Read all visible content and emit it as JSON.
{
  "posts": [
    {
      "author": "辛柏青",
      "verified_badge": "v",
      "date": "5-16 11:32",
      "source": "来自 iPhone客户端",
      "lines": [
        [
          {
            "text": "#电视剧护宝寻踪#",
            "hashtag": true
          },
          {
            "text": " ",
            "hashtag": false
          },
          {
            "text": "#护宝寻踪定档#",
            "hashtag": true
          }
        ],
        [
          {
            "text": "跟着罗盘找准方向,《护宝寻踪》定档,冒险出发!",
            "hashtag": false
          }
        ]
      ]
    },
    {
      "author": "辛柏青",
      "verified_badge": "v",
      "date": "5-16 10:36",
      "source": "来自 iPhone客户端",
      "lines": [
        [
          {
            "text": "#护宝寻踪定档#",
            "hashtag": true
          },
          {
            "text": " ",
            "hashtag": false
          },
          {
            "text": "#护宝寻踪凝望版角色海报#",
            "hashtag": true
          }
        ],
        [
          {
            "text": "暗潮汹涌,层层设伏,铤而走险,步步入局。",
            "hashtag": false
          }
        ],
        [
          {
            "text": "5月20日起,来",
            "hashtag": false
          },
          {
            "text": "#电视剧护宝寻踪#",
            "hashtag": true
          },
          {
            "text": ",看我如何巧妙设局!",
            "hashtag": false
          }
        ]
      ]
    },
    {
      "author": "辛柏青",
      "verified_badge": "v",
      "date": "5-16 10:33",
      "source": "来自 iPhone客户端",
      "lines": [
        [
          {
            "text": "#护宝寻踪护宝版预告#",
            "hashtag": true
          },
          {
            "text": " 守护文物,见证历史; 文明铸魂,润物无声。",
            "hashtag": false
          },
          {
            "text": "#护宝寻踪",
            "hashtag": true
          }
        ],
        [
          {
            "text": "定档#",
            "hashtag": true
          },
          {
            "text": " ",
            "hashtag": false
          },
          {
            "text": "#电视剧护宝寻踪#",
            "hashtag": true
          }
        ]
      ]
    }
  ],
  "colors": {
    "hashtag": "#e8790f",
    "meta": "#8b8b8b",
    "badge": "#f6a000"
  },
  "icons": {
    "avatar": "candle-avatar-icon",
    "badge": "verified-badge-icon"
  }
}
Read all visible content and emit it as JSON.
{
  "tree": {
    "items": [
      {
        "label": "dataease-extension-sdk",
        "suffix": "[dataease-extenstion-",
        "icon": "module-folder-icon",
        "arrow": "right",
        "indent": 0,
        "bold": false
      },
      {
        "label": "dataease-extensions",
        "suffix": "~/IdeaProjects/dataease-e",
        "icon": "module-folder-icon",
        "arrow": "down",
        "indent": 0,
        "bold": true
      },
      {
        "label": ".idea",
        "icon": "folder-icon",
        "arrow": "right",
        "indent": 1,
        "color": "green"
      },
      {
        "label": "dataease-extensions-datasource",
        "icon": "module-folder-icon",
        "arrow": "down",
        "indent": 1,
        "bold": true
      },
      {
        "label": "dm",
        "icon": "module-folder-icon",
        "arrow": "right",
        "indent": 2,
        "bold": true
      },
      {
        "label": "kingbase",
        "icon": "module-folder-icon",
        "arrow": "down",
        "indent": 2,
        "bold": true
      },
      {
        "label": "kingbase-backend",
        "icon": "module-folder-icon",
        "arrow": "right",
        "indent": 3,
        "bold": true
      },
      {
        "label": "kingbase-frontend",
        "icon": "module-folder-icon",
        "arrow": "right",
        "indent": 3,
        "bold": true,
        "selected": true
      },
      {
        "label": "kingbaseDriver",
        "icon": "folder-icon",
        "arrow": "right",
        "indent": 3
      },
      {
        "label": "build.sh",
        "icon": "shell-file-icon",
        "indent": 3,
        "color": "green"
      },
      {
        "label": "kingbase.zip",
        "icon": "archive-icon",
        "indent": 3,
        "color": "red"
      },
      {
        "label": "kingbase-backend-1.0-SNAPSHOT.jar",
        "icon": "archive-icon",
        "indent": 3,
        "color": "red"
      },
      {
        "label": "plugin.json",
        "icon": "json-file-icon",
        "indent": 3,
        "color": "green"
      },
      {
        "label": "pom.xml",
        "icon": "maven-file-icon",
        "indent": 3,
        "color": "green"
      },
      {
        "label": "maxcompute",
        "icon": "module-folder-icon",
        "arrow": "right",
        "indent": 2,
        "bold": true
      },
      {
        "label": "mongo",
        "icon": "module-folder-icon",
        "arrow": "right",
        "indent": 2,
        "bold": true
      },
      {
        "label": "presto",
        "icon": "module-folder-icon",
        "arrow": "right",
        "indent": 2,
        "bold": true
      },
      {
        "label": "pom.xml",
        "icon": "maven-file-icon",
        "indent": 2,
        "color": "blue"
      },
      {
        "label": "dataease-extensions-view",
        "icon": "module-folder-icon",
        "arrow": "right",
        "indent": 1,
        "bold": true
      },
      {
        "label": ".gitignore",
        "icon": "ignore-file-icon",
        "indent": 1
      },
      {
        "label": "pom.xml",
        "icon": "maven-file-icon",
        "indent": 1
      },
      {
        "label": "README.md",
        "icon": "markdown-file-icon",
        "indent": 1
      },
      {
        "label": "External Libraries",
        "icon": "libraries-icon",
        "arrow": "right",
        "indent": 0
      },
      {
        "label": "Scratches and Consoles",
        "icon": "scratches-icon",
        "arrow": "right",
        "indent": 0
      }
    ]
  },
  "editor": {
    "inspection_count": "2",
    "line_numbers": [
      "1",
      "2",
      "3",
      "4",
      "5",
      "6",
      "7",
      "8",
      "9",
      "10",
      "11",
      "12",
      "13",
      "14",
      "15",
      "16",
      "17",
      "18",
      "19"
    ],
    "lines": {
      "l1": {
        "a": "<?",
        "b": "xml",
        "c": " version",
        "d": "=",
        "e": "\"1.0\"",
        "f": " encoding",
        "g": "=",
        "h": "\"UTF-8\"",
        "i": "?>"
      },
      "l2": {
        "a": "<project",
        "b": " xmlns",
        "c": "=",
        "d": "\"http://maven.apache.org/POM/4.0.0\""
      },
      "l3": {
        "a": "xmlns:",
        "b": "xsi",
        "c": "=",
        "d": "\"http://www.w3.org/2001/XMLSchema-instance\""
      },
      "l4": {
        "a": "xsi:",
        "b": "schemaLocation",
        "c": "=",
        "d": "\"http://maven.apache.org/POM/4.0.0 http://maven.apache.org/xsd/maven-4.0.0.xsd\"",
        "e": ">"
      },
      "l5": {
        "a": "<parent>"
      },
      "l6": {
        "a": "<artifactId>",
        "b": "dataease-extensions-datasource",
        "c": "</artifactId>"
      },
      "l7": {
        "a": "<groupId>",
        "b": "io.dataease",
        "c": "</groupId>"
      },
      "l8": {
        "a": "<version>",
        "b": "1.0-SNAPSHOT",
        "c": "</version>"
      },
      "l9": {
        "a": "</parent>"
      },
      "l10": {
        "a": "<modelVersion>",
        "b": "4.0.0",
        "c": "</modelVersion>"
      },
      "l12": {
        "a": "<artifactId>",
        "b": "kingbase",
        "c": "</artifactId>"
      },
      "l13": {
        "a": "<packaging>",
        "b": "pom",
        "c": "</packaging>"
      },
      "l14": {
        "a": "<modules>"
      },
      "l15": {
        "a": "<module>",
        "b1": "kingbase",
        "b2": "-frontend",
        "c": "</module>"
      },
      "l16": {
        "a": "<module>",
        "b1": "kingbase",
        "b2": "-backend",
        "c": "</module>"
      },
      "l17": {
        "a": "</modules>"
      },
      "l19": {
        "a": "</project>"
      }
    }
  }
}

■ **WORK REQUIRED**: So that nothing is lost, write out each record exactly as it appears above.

■ **REPLY TO THE TASK**:
Read all visible content and emit it as JSON.
{
  "posts": [
    {
      "author": "辛柏青",
      "verified_badge": "v",
      "date": "5-16 11:32",
      "source": "来自 iPhone客户端",
      "lines": [
        [
          {
            "text": "#电视剧护宝寻踪#",
            "hashtag": true
          },
          {
            "text": " ",
            "hashtag": false
          },
          {
            "text": "#护宝寻踪定档#",
            "hashtag": true
          }
        ],
        [
          {
            "text": "跟着罗盘找准方向,《护宝寻踪》定档,冒险出发!",
            "hashtag": false
          }
        ]
      ]
    },
    {
      "author": "辛柏青",
      "verified_badge": "v",
      "date": "5-16 10:36",
      "source": "来自 iPhone客户端",
      "lines": [
        [
          {
            "text": "#护宝寻踪定档#",
            "hashtag": true
          },
          {
            "text": " ",
            "hashtag": false
          },
          {
            "text": "#护宝寻踪凝望版角色海报#",
            "hashtag": true
          }
        ],
        [
          {
            "text": "暗潮汹涌,层层设伏,铤而走险,步步入局。",
            "hashtag": false
          }
        ],
        [
          {
            "text": "5月20日起,来",
            "hashtag": false
          },
          {
            "text": "#电视剧护宝寻踪#",
            "hashtag": true
          },
          {
            "text": ",看我如何巧妙设局!",
            "hashtag": false
          }
        ]
      ]
    },
    {
      "author": "辛柏青",
      "verified_badge": "v",
      "date": "5-16 10:33",
      "source": "来自 iPhone客户端",
      "lines": [
        [
          {
            "text": "#护宝寻踪护宝版预告#",
            "hashtag": true
          },
          {
            "text": " 守护文物,见证历史; 文明铸魂,润物无声。",
            "hashtag": false
          },
          {
            "text": "#护宝寻踪",
            "hashtag": true
          }
        ],
        [
          {
            "text": "定档#",
            "hashtag": true
          },
          {
            "text": " ",
            "hashtag": false
          },
          {
            "text": "#电视剧护宝寻踪#",
            "hashtag": true
          }
        ]
      ]
    }
  ],
  "colors": {
    "hashtag": "#e8790f",
    "meta": "#8b8b8b",
    "badge": "#f6a000"
  },
  "icons": {
    "avatar": "candle-avatar-icon",
    "badge": "verified-badge-icon"
  }
}
Read all visible content and emit it as JSON.
{
  "tree": {
    "items": [
      {
        "label": "dataease-extension-sdk",
        "suffix": "[dataease-extenstion-",
        "icon": "module-folder-icon",
        "arrow": "right",
        "indent": 0,
        "bold": false
      },
      {
        "label": "dataease-extensions",
        "suffix": "~/IdeaProjects/dataease-e",
        "icon": "module-folder-icon",
        "arrow": "down",
        "indent": 0,
        "bold": true
      },
      {
        "label": ".idea",
        "icon": "folder-icon",
        "arrow": "right",
        "indent": 1,
        "color": "green"
      },
      {
        "label": "dataease-extensions-datasource",
        "icon": "module-folder-icon",
        "arrow": "down",
        "indent": 1,
        "bold": true
      },
      {
        "label": "dm",
        "icon": "module-folder-icon",
        "arrow": "right",
        "indent": 2,
        "bold": true
      },
      {
        "label": "kingbase",
        "icon": "module-folder-icon",
        "arrow": "down",
        "indent": 2,
        "bold": true
      },
      {
        "label": "kingbase-backend",
        "icon": "module-folder-icon",
        "arrow": "right",
        "indent": 3,
        "bold": true
      },
      {
        "label": "kingbase-frontend",
        "icon": "module-folder-icon",
        "arrow": "right",
        "indent": 3,
        "bold": true,
        "selected": true
      },
      {
        "label": "kingbaseDriver",
        "icon": "folder-icon",
        "arrow": "right",
        "indent": 3
      },
      {
        "label": "build.sh",
        "icon": "shell-file-icon",
        "indent": 3,
        "color": "green"
      },
      {
        "label": "kingbase.zip",
        "icon": "archive-icon",
        "indent": 3,
        "color": "red"
      },
      {
        "label": "kingbase-backend-1.0-SNAPSHOT.jar",
        "icon": "archive-icon",
        "indent": 3,
        "color": "red"
      },
      {
        "label": "plugin.json",
        "icon": "json-file-icon",
        "indent": 3,
        "color": "green"
      },
      {
        "label": "pom.xml",
        "icon": "maven-file-icon",
        "indent": 3,
        "color": "green"
      },
      {
        "label": "maxcompute",
        "icon": "module-folder-icon",
        "arrow": "right",
        "indent": 2,
        "bold": true
      },
      {
        "label": "mongo",
        "icon": "module-folder-icon",
        "arrow": "right",
        "indent": 2,
        "bold": true
      },
      {
        "label": "presto",
        "icon": "module-folder-icon",
        "arrow": "right",
        "indent": 2,
        "bold": true
      },
      {
        "label": "pom.xml",
        "icon": "maven-file-icon",
        "indent": 2,
        "color": "blue"
      },
      {
        "label": "dataease-extensions-view",
        "icon": "module-folder-icon",
        "arrow": "right",
        "indent": 1,
        "bold": true
      },
      {
        "label": ".gitignore",
        "icon": "ignore-file-icon",
        "indent": 1
      },
      {
        "label": "pom.xml",
        "icon": "maven-file-icon",
        "indent": 1
      },
      {
        "label": "README.md",
        "icon": "markdown-file-icon",
        "indent": 1
      },
      {
        "label": "External Libraries",
        "icon": "libraries-icon",
        "arrow": "right",
        "indent": 0
      },
      {
        "label": "Scratches and Consoles",
        "icon": "scratches-icon",
        "arrow": "right",
        "indent": 0
      }
    ]
  },
  "editor": {
    "inspection_count": "2",
    "line_numbers": [
      "1",
      "2",
      "3",
      "4",
      "5",
      "6",
      "7",
      "8",
      "9",
      "10",
      "11",
      "12",
      "13",
      "14",
      "15",
      "16",
      "17",
      "18",
      "19"
    ],
    "lines": {
      "l1": {
        "a": "<?",
        "b": "xml",
        "c": " version",
        "d": "=",
        "e": "\"1.0\"",
        "f": " encoding",
        "g": "=",
        "h": "\"UTF-8\"",
        "i": "?>"
      },
      "l2": {
        "a": "<project",
        "b": " xmlns",
        "c": "=",
        "d": "\"http://maven.apache.org/POM/4.0.0\""
      },
      "l3": {
        "a": "xmlns:",
        "b": "xsi",
        "c": "=",
        "d": "\"http://www.w3.org/2001/XMLSchema-instance\""
      },
      "l4": {
        "a": "xsi:",
        "b": "schemaLocation",
        "c": "=",
        "d": "\"http://maven.apache.org/POM/4.0.0 http://maven.apache.org/xsd/maven-4.0.0.xsd\"",
        "e": ">"
      },
      "l5": {
        "a": "<parent>"
      },
      "l6": {
        "a": "<artifactId>",
        "b": "dataease-extensions-datasource",
        "c": "</artifactId>"
      },
      "l7": {
        "a": "<groupId>",
        "b": "io.dataease",
        "c": "</groupId>"
      },
      "l8": {
        "a": "<version>",
        "b": "1.0-SNAPSHOT",
        "c": "</version>"
      },
      "l9": {
        "a": "</parent>"
      },
      "l10": {
        "a": "<modelVersion>",
        "b": "4.0.0",
        "c": "</modelVersion>"
      },
      "l12": {
        "a": "<artifactId>",
        "b": "kingbase",
        "c": "</artifactId>"
      },
      "l13": {
        "a": "<packaging>",
        "b": "pom",
        "c": "</packaging>"
      },
      "l14": {
        "a": "<modules>"
      },
      "l15": {
        "a": "<module>",
        "b1": "kingbase",
        "b2": "-frontend",
        "c": "</module>"
      },
      "l16": {
        "a": "<module>",
        "b1": "kingbase",
        "b2": "-backend",
        "c": "</module>"
      },
      "l17": {
        "a": "</modules>"
      },
      "l19": {
        "a": "</project>"
      }
    }
  }
}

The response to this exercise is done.